In the same way we use a key to lock valuable assets in a safe deposit box, agencies can lock up encryption keys for personally identifiable information, such as email addresses and mobile device management credentials. Locking encryption keys grants agencies the ability to control access to keys, manage key rotation and handle data within a specific region, which is especially helpful in government, as agencies face FISMA compliance regulations.
The cloud will continue to grow in importance for federal agencies and the time is now to ensure the government cloud is as secure as possible. The Cloud Security Alliance recommends encrypting data in the cloud and managing the encryption keys on-premises within a FIPS-certified boundary. Keys should be managed and secured in a FIPS 140-2 certified key manager.
Tamper-resistant FIPS 140-2 Level 3 Hardware Security Modules provide the highest level of security against internal and external threats that may result from an increased number of endpoint devices connecting to resources via the cloud.
Cloud Encryption and Mobile Applications
Cloud-based applications often connect directly to mobile and other endpoint devices. By processing and storing data on the cloud, mobile applications can function more efficiently, extending battery life and improving reliability. However, with multiple cloud applications connecting to agency resources through mobile devices, the threat landscape is greatly expanded.

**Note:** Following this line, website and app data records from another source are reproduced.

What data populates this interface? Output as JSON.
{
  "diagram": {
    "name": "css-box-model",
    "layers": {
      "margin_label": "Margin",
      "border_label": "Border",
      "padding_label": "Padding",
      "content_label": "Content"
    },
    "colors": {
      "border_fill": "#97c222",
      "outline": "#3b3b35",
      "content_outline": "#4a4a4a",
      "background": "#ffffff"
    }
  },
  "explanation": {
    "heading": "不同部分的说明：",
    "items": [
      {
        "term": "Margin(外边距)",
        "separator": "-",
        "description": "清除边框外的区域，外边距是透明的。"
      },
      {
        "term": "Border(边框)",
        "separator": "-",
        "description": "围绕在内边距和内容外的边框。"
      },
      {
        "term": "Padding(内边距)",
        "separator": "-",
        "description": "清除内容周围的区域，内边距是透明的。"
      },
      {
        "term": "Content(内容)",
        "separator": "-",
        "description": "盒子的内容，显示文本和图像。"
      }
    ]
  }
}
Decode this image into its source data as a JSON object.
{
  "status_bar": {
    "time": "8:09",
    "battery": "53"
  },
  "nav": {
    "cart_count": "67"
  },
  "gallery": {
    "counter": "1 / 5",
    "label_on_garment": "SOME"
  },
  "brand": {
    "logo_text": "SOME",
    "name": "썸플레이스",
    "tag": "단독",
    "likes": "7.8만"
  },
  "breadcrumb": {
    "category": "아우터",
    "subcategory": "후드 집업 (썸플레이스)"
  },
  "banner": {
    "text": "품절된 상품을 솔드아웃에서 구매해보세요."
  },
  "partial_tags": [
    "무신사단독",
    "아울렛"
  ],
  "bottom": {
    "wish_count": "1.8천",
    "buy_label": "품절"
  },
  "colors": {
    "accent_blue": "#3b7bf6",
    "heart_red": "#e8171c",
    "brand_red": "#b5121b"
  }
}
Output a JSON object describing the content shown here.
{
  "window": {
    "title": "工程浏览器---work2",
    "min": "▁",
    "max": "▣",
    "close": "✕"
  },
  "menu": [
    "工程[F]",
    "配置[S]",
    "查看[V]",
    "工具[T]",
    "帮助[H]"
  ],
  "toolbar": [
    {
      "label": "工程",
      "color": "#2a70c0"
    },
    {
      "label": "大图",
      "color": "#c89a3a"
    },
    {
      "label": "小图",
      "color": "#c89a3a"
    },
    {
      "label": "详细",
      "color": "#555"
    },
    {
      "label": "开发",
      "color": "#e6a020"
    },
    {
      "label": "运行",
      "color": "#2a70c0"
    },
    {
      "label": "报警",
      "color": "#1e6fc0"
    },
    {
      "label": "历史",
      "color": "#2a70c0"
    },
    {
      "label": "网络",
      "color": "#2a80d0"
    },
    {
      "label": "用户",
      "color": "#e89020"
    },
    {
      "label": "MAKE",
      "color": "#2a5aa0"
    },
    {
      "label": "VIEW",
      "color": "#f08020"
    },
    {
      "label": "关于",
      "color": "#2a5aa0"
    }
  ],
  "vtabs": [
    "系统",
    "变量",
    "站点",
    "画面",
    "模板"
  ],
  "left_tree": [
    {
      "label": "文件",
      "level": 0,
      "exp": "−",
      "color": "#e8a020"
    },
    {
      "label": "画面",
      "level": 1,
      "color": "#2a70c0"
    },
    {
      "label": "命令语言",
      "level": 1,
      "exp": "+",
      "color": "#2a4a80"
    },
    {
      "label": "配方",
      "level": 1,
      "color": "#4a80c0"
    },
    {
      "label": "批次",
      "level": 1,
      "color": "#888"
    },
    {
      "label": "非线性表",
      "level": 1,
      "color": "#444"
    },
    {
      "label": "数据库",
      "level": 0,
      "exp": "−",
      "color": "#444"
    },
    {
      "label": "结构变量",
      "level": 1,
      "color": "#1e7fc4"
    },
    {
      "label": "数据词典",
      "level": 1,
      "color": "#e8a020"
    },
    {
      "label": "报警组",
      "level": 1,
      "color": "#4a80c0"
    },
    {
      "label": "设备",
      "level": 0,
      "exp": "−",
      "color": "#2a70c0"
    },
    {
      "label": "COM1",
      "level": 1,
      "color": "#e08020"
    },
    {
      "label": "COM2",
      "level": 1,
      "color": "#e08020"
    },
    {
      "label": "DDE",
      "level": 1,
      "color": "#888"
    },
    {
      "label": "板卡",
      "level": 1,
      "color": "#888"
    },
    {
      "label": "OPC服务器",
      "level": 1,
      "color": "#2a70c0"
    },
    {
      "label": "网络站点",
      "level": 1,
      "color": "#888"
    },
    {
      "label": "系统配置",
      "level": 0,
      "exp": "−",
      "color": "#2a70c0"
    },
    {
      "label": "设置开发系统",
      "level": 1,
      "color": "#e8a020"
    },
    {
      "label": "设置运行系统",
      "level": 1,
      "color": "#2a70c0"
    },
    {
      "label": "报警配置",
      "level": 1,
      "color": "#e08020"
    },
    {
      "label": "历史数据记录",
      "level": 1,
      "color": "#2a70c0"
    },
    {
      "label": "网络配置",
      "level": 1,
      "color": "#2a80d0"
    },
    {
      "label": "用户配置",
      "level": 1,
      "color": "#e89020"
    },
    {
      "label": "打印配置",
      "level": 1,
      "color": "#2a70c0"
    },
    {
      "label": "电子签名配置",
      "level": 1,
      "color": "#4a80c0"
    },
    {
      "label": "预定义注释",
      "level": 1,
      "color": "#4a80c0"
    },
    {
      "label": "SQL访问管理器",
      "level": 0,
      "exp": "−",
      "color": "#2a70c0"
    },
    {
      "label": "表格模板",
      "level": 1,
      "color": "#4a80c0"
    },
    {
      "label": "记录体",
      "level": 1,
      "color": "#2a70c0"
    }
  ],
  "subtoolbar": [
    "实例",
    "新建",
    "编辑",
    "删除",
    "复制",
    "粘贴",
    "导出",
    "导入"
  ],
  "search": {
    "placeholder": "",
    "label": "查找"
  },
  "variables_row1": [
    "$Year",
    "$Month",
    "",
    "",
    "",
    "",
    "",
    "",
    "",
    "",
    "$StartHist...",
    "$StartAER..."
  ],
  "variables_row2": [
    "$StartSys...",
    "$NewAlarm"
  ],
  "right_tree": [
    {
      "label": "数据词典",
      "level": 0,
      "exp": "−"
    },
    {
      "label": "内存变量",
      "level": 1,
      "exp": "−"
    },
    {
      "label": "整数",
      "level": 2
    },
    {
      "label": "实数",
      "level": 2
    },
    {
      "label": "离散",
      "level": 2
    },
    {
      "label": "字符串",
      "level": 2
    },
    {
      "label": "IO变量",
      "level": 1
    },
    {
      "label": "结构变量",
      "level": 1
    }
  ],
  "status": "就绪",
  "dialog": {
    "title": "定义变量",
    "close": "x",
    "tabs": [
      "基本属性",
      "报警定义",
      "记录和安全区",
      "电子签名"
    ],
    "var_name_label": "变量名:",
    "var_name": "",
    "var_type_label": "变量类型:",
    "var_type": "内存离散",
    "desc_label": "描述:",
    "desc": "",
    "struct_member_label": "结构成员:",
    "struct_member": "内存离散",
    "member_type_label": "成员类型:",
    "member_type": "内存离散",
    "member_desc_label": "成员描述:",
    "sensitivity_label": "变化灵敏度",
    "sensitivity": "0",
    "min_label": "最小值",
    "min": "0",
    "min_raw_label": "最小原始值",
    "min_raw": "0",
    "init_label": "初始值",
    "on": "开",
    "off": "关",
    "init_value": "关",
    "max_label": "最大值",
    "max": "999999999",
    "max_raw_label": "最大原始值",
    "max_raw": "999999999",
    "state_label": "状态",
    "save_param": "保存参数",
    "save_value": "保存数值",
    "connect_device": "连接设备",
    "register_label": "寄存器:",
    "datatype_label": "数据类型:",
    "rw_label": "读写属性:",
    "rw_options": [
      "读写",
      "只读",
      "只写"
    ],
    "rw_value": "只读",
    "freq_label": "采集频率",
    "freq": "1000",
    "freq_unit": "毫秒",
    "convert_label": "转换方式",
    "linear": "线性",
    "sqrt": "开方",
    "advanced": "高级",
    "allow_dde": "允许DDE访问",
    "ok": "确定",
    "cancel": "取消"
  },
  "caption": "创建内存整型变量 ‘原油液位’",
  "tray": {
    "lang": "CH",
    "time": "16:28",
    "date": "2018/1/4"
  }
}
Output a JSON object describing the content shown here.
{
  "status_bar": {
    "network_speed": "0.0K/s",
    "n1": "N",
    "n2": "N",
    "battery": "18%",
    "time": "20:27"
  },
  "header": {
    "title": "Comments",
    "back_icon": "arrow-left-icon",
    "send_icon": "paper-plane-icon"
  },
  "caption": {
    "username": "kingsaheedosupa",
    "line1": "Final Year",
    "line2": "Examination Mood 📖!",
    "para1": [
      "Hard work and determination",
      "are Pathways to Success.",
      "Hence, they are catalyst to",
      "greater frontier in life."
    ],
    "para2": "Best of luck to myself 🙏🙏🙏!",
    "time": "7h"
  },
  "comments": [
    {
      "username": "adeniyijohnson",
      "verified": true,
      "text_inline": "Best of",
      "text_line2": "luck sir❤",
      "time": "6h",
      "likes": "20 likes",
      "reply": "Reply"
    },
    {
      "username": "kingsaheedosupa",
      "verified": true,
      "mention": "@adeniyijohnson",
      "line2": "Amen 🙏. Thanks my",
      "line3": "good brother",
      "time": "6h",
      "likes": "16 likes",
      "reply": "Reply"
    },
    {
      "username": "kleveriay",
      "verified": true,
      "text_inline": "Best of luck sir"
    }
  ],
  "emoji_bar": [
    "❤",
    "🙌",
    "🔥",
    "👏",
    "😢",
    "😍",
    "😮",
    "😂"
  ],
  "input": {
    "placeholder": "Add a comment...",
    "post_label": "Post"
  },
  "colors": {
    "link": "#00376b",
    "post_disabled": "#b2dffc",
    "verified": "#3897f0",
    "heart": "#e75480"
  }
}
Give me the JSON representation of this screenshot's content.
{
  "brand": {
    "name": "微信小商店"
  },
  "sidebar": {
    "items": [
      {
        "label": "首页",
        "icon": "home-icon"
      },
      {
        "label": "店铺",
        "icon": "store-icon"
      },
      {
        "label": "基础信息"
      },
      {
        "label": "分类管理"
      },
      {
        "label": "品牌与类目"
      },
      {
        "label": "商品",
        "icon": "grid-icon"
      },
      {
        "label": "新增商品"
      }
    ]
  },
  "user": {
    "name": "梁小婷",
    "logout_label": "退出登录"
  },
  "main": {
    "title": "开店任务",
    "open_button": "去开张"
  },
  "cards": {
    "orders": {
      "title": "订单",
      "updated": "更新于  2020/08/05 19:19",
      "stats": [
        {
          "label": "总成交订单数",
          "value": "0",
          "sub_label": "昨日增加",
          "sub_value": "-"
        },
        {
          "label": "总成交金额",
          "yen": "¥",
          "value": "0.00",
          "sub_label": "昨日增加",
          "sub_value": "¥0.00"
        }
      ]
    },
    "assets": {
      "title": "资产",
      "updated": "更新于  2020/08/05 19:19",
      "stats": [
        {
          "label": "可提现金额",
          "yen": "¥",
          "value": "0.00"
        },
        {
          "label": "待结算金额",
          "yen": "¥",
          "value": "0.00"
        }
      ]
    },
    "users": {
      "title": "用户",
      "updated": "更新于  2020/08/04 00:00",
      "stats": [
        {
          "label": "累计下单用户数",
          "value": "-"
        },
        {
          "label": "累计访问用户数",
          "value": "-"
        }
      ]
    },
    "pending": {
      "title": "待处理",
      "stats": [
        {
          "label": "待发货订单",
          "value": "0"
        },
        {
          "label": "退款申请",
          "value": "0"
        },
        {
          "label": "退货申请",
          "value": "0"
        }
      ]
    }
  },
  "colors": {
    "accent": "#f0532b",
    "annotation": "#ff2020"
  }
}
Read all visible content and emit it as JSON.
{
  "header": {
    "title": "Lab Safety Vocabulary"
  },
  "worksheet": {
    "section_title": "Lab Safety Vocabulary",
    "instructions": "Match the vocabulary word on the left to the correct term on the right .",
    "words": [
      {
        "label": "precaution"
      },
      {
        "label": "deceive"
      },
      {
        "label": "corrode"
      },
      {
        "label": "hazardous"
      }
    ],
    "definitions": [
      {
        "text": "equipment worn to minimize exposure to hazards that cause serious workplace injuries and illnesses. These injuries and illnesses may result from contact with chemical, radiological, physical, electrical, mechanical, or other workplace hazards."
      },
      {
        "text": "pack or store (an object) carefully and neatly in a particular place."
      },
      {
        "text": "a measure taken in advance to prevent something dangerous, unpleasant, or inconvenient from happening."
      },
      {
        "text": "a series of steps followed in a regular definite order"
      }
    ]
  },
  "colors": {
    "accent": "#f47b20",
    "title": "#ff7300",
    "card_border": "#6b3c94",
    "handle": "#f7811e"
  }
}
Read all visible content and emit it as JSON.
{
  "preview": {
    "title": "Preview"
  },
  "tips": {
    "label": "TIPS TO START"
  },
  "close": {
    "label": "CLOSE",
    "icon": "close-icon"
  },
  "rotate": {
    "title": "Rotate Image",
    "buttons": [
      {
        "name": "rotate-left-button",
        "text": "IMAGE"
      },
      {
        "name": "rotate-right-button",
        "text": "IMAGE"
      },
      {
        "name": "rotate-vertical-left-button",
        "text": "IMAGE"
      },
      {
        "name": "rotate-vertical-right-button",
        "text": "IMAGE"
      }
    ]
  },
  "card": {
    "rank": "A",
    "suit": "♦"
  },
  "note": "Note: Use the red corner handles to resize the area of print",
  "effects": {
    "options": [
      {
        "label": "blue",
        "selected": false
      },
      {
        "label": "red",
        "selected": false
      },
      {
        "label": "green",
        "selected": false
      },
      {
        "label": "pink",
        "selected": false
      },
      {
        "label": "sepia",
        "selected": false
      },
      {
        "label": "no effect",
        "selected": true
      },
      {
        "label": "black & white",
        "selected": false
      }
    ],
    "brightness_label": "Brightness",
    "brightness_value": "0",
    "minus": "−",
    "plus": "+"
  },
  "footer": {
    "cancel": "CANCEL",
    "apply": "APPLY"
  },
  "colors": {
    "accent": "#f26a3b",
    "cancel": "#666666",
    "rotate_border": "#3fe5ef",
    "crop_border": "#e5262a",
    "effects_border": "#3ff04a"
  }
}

Cloud-based applications on mobile devices can also serve as entry points for bad actors through malicious apps, mobile phishing and more. As such, encryption and other cloud security must extend to mobile.
Protection on mobile devices needs to include, but go beyond, cloud encryption for comprehensive mobile endpoint security. Precautions, such as user education and a zero-trust policy that extends to mobile, can ensure mobile devices—and the information they contain— stay safe.
To fully protect an agency and its information, mobile security needs to protect applications, networks and devices from phishing and other mobile threats. While workers may be able to identify phishing attacks on desktops or laptops, it becomes much more difficult on mobile devices. Attacks may be harder to spot due to small screen size and layout of a mobile device but can gain the same access to agency data if successful.
Cloud Is Here to Stay
As agencies continue to prioritize cloud in a government, the ability to manage encryption keys offers assurance that sensitive data can never be accessed or controlled by unauthorized individuals. This includes apps on mobile endpoint devices, which constantly communicate with the cloud, transferring data to and from the device. Mobile security must extend to the cloud, keeping agencies and the devices accessing their resources protected from cybercriminals and malicious nation-states as attacker strategies evolve.
Tim LeMaster is vice president of WW Systems Engineering at Lookout.